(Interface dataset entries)
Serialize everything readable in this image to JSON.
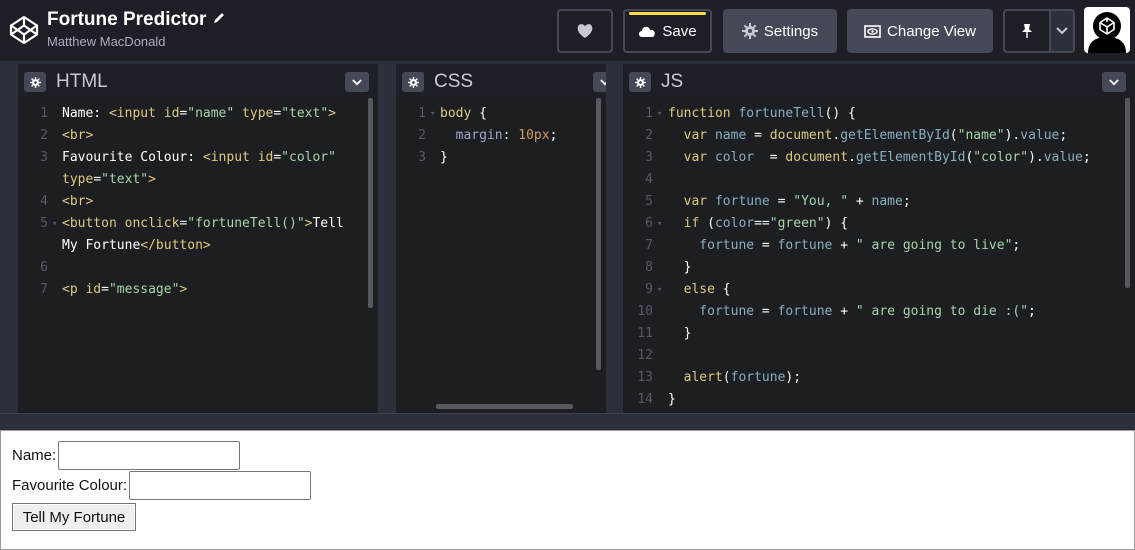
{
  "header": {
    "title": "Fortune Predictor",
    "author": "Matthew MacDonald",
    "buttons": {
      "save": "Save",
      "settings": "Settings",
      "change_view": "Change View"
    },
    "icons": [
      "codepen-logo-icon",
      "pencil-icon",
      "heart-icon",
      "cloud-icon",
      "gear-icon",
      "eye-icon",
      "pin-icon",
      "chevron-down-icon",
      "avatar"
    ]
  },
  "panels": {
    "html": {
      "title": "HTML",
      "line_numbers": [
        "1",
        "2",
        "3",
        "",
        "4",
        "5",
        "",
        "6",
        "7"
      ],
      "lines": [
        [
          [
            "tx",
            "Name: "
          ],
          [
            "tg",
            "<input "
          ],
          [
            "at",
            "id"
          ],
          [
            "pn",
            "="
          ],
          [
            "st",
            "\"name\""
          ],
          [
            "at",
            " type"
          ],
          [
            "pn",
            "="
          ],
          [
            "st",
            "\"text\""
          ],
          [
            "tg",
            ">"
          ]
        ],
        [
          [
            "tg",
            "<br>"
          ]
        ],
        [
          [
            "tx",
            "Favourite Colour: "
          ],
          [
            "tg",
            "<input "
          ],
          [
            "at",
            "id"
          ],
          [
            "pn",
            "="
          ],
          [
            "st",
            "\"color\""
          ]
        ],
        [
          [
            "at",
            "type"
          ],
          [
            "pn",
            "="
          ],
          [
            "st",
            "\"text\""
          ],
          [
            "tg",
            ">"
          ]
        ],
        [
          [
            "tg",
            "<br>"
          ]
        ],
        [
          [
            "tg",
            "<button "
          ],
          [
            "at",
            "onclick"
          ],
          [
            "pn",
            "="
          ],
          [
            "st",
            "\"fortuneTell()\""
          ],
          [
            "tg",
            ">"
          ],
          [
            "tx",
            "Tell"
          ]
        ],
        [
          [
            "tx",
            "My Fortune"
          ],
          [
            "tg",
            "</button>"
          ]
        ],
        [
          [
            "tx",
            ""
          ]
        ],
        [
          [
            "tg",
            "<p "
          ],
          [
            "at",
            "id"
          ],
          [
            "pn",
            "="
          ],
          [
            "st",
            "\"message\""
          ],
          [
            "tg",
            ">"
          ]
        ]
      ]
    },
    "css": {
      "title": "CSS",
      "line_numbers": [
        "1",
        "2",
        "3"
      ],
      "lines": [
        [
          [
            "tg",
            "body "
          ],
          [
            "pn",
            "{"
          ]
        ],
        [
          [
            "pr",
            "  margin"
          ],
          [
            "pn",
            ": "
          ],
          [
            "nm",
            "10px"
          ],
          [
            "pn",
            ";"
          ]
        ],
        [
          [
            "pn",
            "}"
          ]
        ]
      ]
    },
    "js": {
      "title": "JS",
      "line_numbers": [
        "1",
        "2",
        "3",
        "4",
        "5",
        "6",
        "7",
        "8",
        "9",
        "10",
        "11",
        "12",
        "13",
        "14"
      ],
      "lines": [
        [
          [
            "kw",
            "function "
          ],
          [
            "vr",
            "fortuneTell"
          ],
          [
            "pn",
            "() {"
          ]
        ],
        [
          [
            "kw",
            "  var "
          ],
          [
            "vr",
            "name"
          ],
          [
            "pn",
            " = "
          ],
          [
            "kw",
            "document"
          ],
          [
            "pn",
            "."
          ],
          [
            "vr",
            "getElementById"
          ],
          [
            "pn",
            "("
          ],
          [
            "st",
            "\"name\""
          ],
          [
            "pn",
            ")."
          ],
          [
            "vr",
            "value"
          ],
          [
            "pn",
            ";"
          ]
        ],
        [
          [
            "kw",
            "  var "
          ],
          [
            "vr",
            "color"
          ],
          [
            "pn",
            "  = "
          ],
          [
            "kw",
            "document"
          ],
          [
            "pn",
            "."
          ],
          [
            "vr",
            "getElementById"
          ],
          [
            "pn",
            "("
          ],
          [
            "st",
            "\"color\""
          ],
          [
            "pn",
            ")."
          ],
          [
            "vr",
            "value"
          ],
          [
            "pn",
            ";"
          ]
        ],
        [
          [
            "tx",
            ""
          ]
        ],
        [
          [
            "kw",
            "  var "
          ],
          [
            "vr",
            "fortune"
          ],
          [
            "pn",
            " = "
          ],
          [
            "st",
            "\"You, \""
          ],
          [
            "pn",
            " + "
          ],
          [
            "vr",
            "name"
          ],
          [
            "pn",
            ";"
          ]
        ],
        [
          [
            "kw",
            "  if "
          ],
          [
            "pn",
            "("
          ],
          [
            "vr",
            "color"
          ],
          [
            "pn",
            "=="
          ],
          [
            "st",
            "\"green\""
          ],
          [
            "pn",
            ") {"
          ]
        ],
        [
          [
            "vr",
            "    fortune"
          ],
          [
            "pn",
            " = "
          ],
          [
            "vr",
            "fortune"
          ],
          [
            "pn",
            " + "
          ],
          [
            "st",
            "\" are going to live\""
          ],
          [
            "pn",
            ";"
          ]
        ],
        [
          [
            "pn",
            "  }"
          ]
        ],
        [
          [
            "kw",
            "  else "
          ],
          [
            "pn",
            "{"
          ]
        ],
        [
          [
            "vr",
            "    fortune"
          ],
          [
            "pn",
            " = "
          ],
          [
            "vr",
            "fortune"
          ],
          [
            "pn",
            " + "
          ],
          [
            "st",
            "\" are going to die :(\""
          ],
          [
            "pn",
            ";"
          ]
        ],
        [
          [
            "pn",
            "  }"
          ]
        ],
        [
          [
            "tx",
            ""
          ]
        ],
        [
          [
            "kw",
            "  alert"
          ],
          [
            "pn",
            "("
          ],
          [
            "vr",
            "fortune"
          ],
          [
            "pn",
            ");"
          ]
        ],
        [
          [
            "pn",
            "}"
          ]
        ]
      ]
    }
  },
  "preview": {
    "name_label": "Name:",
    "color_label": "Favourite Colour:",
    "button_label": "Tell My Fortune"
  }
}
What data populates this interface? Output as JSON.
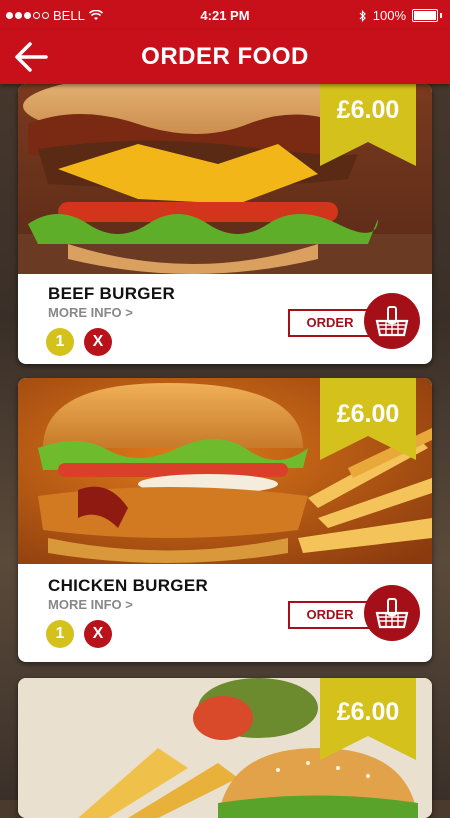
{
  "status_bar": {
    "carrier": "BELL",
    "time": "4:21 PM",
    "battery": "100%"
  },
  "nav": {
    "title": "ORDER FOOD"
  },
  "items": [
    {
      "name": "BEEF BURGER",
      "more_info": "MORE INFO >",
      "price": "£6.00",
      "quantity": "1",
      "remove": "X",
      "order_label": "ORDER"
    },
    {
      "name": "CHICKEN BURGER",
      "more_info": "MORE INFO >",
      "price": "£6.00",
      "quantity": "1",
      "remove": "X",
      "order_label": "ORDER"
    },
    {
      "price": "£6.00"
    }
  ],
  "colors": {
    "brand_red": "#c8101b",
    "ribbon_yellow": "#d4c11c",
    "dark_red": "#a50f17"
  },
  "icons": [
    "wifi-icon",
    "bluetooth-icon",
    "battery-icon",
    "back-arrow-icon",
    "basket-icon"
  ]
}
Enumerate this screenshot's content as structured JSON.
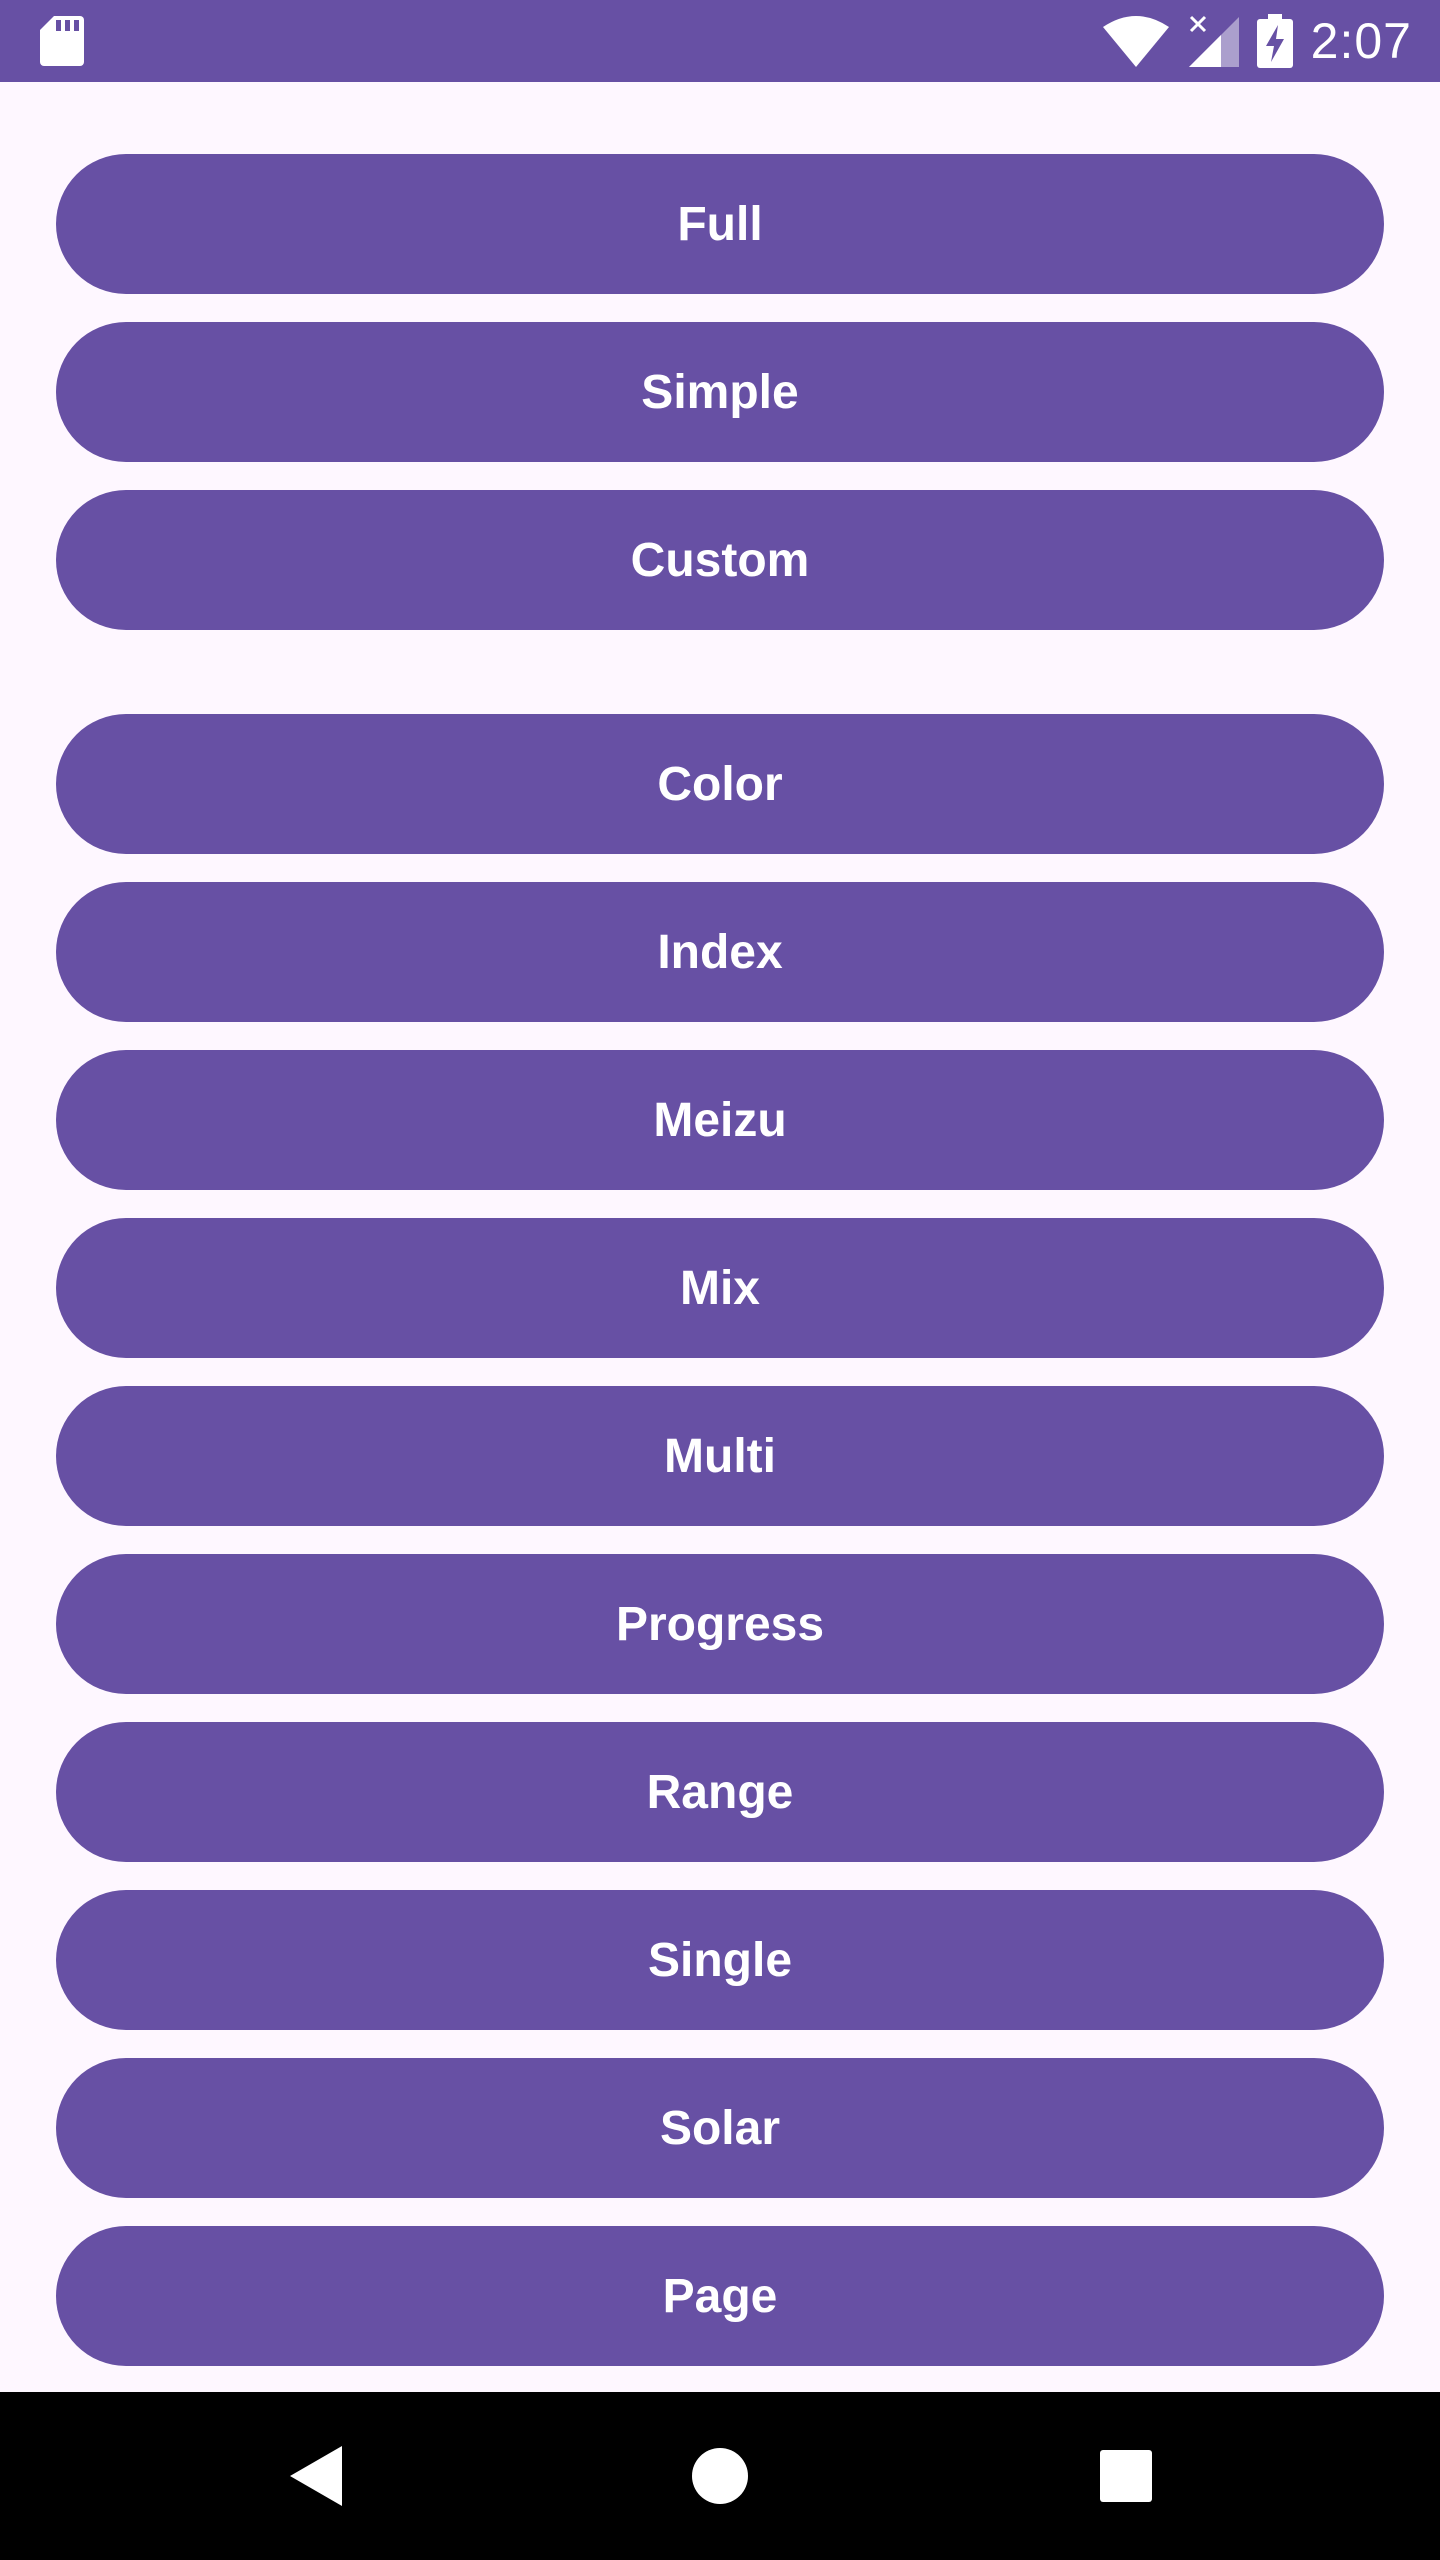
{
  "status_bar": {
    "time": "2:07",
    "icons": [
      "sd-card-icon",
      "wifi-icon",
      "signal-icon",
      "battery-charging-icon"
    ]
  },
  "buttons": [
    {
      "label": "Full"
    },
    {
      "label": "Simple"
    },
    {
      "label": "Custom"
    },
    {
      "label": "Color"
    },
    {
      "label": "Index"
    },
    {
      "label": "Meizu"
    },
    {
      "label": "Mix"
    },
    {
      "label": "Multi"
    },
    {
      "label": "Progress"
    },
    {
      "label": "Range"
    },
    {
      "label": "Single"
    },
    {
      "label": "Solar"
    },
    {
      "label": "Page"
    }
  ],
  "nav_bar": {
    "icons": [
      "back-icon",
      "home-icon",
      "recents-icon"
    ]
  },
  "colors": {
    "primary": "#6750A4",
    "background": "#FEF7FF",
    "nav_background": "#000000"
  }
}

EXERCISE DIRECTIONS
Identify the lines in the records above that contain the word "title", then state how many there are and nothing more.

OUTPUT BELOW
5